▶ Problem to work on
Go through the data below and return each line where the string "this" appears.
------ Exercise data
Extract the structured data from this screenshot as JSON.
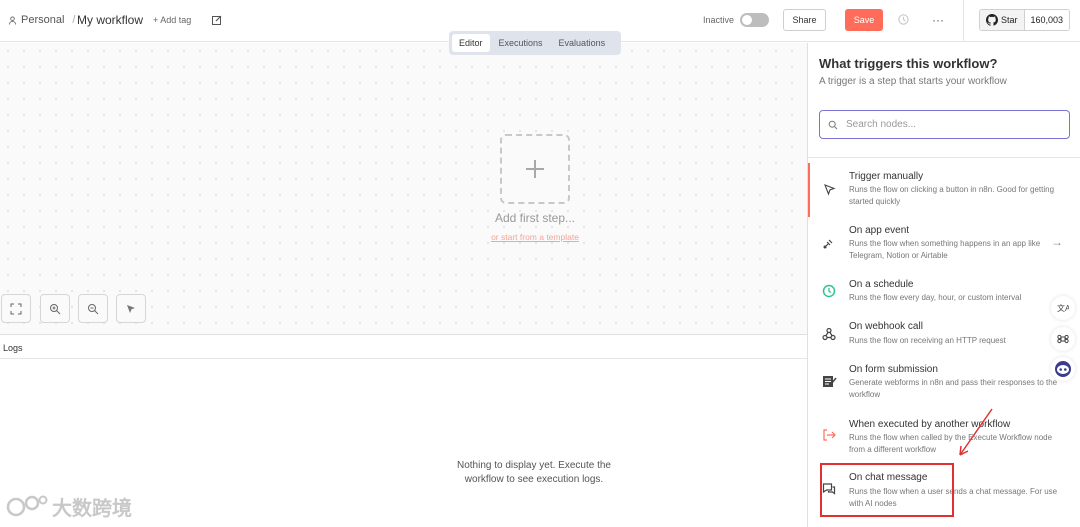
{
  "header": {
    "breadcrumb_project": "Personal",
    "workflow_title": "My workflow",
    "add_tag": "+ Add tag",
    "status_label": "Inactive",
    "share_label": "Share",
    "save_label": "Save",
    "more_label": "···",
    "github_star": "Star",
    "github_count": "160,003"
  },
  "tabs": [
    "Editor",
    "Executions",
    "Evaluations"
  ],
  "canvas": {
    "add_first_step": "Add first step...",
    "or_template": "or start from a template"
  },
  "logs": {
    "title": "Logs",
    "empty_line1": "Nothing to display yet. Execute the",
    "empty_line2": "workflow to see execution logs."
  },
  "panel": {
    "title": "What triggers this workflow?",
    "subtitle": "A trigger is a step that starts your workflow",
    "search_placeholder": "Search nodes...",
    "items": [
      {
        "title": "Trigger manually",
        "desc": "Runs the flow on clicking a button in n8n. Good for getting started quickly",
        "icon": "cursor-icon"
      },
      {
        "title": "On app event",
        "desc": "Runs the flow when something happens in an app like Telegram, Notion or Airtable",
        "icon": "satellite-icon"
      },
      {
        "title": "On a schedule",
        "desc": "Runs the flow every day, hour, or custom interval",
        "icon": "clock-icon"
      },
      {
        "title": "On webhook call",
        "desc": "Runs the flow on receiving an HTTP request",
        "icon": "webhook-icon"
      },
      {
        "title": "On form submission",
        "desc": "Generate webforms in n8n and pass their responses to the workflow",
        "icon": "form-icon"
      },
      {
        "title": "When executed by another workflow",
        "desc": "Runs the flow when called by the Execute Workflow node from a different workflow",
        "icon": "sign-in-icon"
      },
      {
        "title": "On chat message",
        "desc": "Runs the flow when a user sends a chat message. For use with AI nodes",
        "icon": "chat-icon"
      }
    ]
  },
  "watermark": "大数跨境",
  "colors": {
    "accent": "#ff6d5a",
    "search_border": "#7b74d4",
    "highlight": "#e03131"
  }
}
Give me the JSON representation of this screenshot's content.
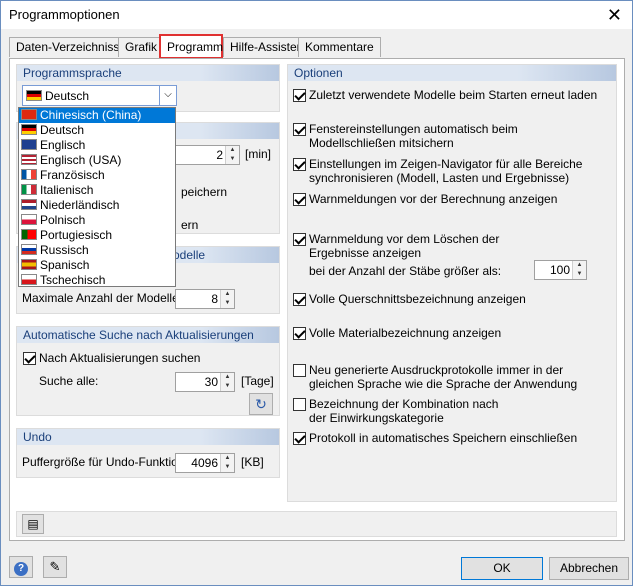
{
  "window": {
    "title": "Programmoptionen",
    "close_glyph": "✕"
  },
  "tabs": [
    "Daten-Verzeichnisse",
    "Grafik",
    "Programm",
    "Hilfe-Assistent",
    "Kommentare"
  ],
  "left": {
    "language": {
      "header": "Programmsprache",
      "selected": "Deutsch",
      "options": [
        "Chinesisch  (China)",
        "Deutsch",
        "Englisch",
        "Englisch (USA)",
        "Französisch",
        "Italienisch",
        "Niederländisch",
        "Polnisch",
        "Portugiesisch",
        "Russisch",
        "Spanisch",
        "Tschechisch"
      ]
    },
    "autosave": {
      "value": "2",
      "unit": "[min]",
      "partial_1": "peichern",
      "partial_2": "ern"
    },
    "models": {
      "header_partial": "odelle",
      "label": "Maximale Anzahl der Modelle:",
      "value": "8"
    },
    "updates": {
      "header": "Automatische Suche nach Aktualisierungen",
      "check_label": "Nach Aktualisierungen suchen",
      "search_label": "Suche alle:",
      "value": "30",
      "unit": "[Tage]"
    },
    "undo": {
      "header": "Undo",
      "label": "Puffergröße für Undo-Funktion:",
      "value": "4096",
      "unit": "[KB]"
    }
  },
  "options": {
    "header": "Optionen",
    "items": [
      "Zuletzt verwendete Modelle beim Starten erneut laden",
      "Fenstereinstellungen automatisch beim Modellschließen mitsichern",
      "Einstellungen im Zeigen-Navigator für alle Bereiche synchronisieren (Modell, Lasten und Ergebnisse)",
      "Warnmeldungen vor der Berechnung anzeigen",
      "Warnmeldung vor dem Löschen der Ergebnisse anzeigen",
      "Volle Querschnittsbezeichnung anzeigen",
      "Volle Materialbezeichnung anzeigen",
      "Neu generierte Ausdruckprotokolle immer in der gleichen Sprache wie die Sprache der Anwendung",
      "Bezeichnung der Kombination nach der Einwirkungskategorie",
      "Protokoll in automatisches Speichern einschließen"
    ],
    "bars_label": "bei der Anzahl der Stäbe größer als:",
    "bars_value": "100"
  },
  "footer": {
    "ok": "OK",
    "cancel": "Abbrechen"
  }
}
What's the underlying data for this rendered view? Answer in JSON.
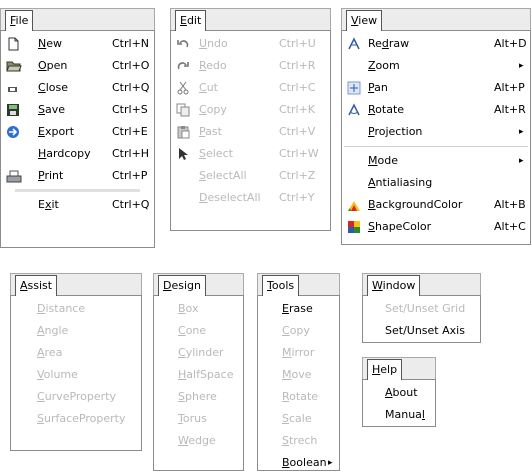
{
  "file": {
    "title_prefix": "",
    "title_u": "F",
    "title_rest": "ile",
    "items": [
      {
        "u": "N",
        "rest": "ew",
        "shortcut": "Ctrl+N",
        "icon": "new-document-icon"
      },
      {
        "u": "O",
        "rest": "pen",
        "shortcut": "Ctrl+O",
        "icon": "open-folder-icon"
      },
      {
        "u": "C",
        "rest": "lose",
        "shortcut": "Ctrl+Q",
        "icon": "close-icon"
      },
      {
        "u": "S",
        "rest": "ave",
        "shortcut": "Ctrl+S",
        "icon": "floppy-disk-icon"
      },
      {
        "u": "E",
        "rest": "xport",
        "shortcut": "Ctrl+E",
        "icon": "export-icon"
      },
      {
        "u": "H",
        "rest": "ardcopy",
        "shortcut": "Ctrl+H",
        "icon": ""
      },
      {
        "u": "P",
        "rest": "rint",
        "shortcut": "Ctrl+P",
        "icon": "printer-icon"
      },
      {
        "pre": "E",
        "u": "x",
        "rest": "it",
        "shortcut": "Ctrl+Q",
        "icon": ""
      }
    ]
  },
  "edit": {
    "title_u": "E",
    "title_rest": "dit",
    "items": [
      {
        "u": "U",
        "rest": "ndo",
        "shortcut": "Ctrl+U",
        "icon": "undo-icon"
      },
      {
        "u": "R",
        "rest": "edo",
        "shortcut": "Ctrl+R",
        "icon": "redo-icon"
      },
      {
        "u": "C",
        "rest": "ut",
        "shortcut": "Ctrl+C",
        "icon": "scissors-icon"
      },
      {
        "u": "C",
        "rest": "opy",
        "shortcut": "Ctrl+K",
        "icon": "copy-icon"
      },
      {
        "u": "P",
        "rest": "ast",
        "shortcut": "Ctrl+V",
        "icon": "paste-icon"
      },
      {
        "u": "S",
        "rest": "elect",
        "shortcut": "Ctrl+W",
        "icon": "select-cursor-icon"
      },
      {
        "u": "S",
        "rest": "electAll",
        "shortcut": "Ctrl+Z",
        "icon": ""
      },
      {
        "u": "D",
        "rest": "eselectAll",
        "shortcut": "Ctrl+Y",
        "icon": ""
      }
    ]
  },
  "view": {
    "title_u": "V",
    "title_rest": "iew",
    "items": [
      {
        "pre": "Re",
        "u": "d",
        "rest": "raw",
        "shortcut": "Alt+D",
        "icon": "redraw-icon"
      },
      {
        "u": "Z",
        "rest": "oom",
        "submenu": true,
        "icon": ""
      },
      {
        "u": "P",
        "rest": "an",
        "shortcut": "Alt+P",
        "icon": "pan-icon"
      },
      {
        "u": "R",
        "rest": "otate",
        "shortcut": "Alt+R",
        "icon": "rotate-icon"
      },
      {
        "u": "P",
        "rest": "rojection",
        "submenu": true,
        "icon": ""
      },
      {
        "u": "M",
        "rest": "ode",
        "submenu": true,
        "icon": ""
      },
      {
        "u": "A",
        "rest": "ntialiasing",
        "icon": ""
      },
      {
        "u": "B",
        "rest": "ackgroundColor",
        "shortcut": "Alt+B",
        "icon": "background-color-icon"
      },
      {
        "u": "S",
        "rest": "hapeColor",
        "shortcut": "Alt+C",
        "icon": "shape-color-icon"
      }
    ]
  },
  "assist": {
    "title_u": "A",
    "title_rest": "ssist",
    "items": [
      {
        "u": "D",
        "rest": "istance"
      },
      {
        "u": "A",
        "rest": "ngle"
      },
      {
        "u": "A",
        "rest": "rea"
      },
      {
        "u": "V",
        "rest": "olume"
      },
      {
        "u": "C",
        "rest": "urveProperty"
      },
      {
        "u": "S",
        "rest": "urfaceProperty"
      }
    ]
  },
  "design": {
    "title_u": "D",
    "title_rest": "esign",
    "items": [
      {
        "u": "B",
        "rest": "ox"
      },
      {
        "u": "C",
        "rest": "one"
      },
      {
        "u": "C",
        "rest": "ylinder"
      },
      {
        "u": "H",
        "rest": "alfSpace"
      },
      {
        "u": "S",
        "rest": "phere"
      },
      {
        "u": "T",
        "rest": "orus"
      },
      {
        "u": "W",
        "rest": "edge"
      }
    ]
  },
  "tools": {
    "title_u": "T",
    "title_rest": "ools",
    "items": [
      {
        "u": "E",
        "rest": "rase",
        "enabled": true
      },
      {
        "u": "C",
        "rest": "opy",
        "enabled": false
      },
      {
        "u": "M",
        "rest": "irror",
        "enabled": false
      },
      {
        "u": "M",
        "rest": "ove",
        "enabled": false
      },
      {
        "u": "R",
        "rest": "otate",
        "enabled": false
      },
      {
        "u": "S",
        "rest": "cale",
        "enabled": false
      },
      {
        "u": "S",
        "rest": "trech",
        "enabled": false
      },
      {
        "u": "B",
        "rest": "oolean",
        "enabled": true,
        "submenu": true
      }
    ]
  },
  "window": {
    "title_u": "W",
    "title_rest": "indow",
    "items": [
      {
        "label": "Set/Unset Grid",
        "enabled": false
      },
      {
        "label": "Set/Unset Axis",
        "enabled": true
      }
    ]
  },
  "help": {
    "title_u": "H",
    "title_rest": "elp",
    "items": [
      {
        "u": "A",
        "rest": "bout"
      },
      {
        "pre": "Manua",
        "u": "l",
        "rest": ""
      }
    ]
  },
  "colors": {
    "disabled": "#b9b9b9",
    "header_bg": "#ececec",
    "border": "#8c8c8c"
  }
}
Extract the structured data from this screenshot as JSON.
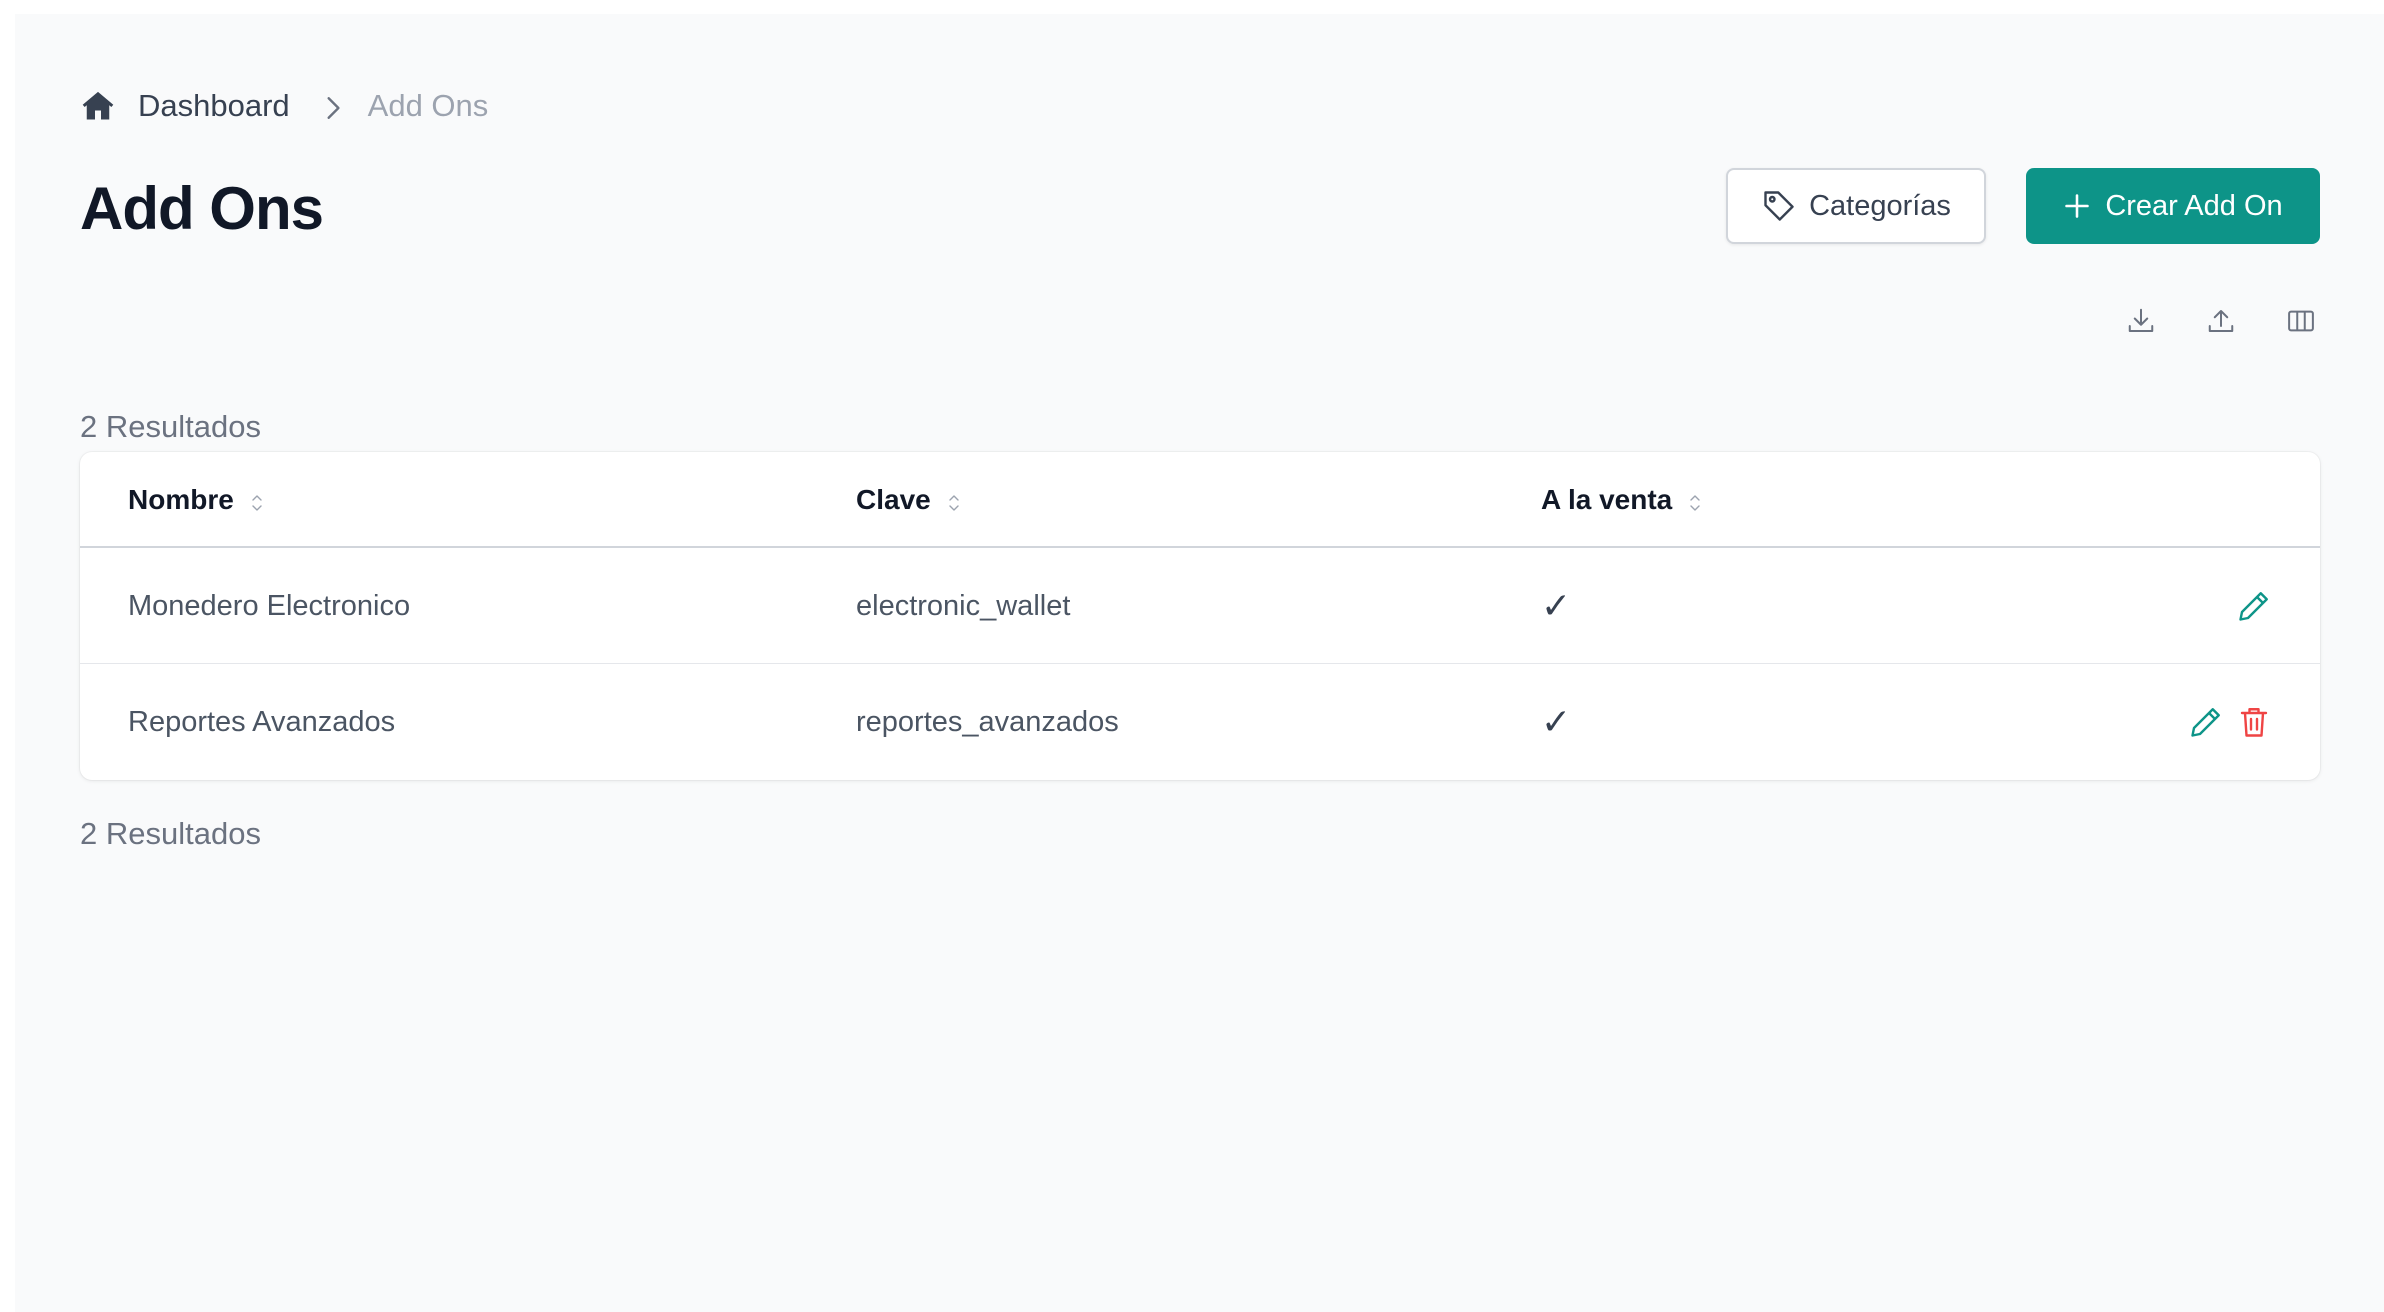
{
  "breadcrumb": {
    "home_icon": "home-icon",
    "items": [
      "Dashboard",
      "Add Ons"
    ]
  },
  "page": {
    "title": "Add Ons"
  },
  "actions": {
    "categorias_label": "Categorías",
    "crear_label": "Crear Add On"
  },
  "toolbar": {
    "icons": [
      "download-icon",
      "upload-icon",
      "columns-icon"
    ]
  },
  "results": {
    "count_label": "2 Resultados"
  },
  "table": {
    "columns": [
      "Nombre",
      "Clave",
      "A la venta"
    ],
    "rows": [
      {
        "nombre": "Monedero Electronico",
        "clave": "electronic_wallet",
        "a_la_venta": "✓",
        "actions": [
          "edit"
        ]
      },
      {
        "nombre": "Reportes Avanzados",
        "clave": "reportes_avanzados",
        "a_la_venta": "✓",
        "actions": [
          "edit",
          "delete"
        ]
      }
    ]
  },
  "colors": {
    "primary": "#0d9488",
    "danger": "#ef4444",
    "background": "#f9fafb"
  }
}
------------
▶ Solved problem
Extract the structured data from this screenshot as JSON.
    "title": "What triggers this workflow?",
Give me the JSON representation of this screenshot's content.
What's the underlying data for this rendered view? Answer in JSON.
Extract the structured data from this screenshot as JSON.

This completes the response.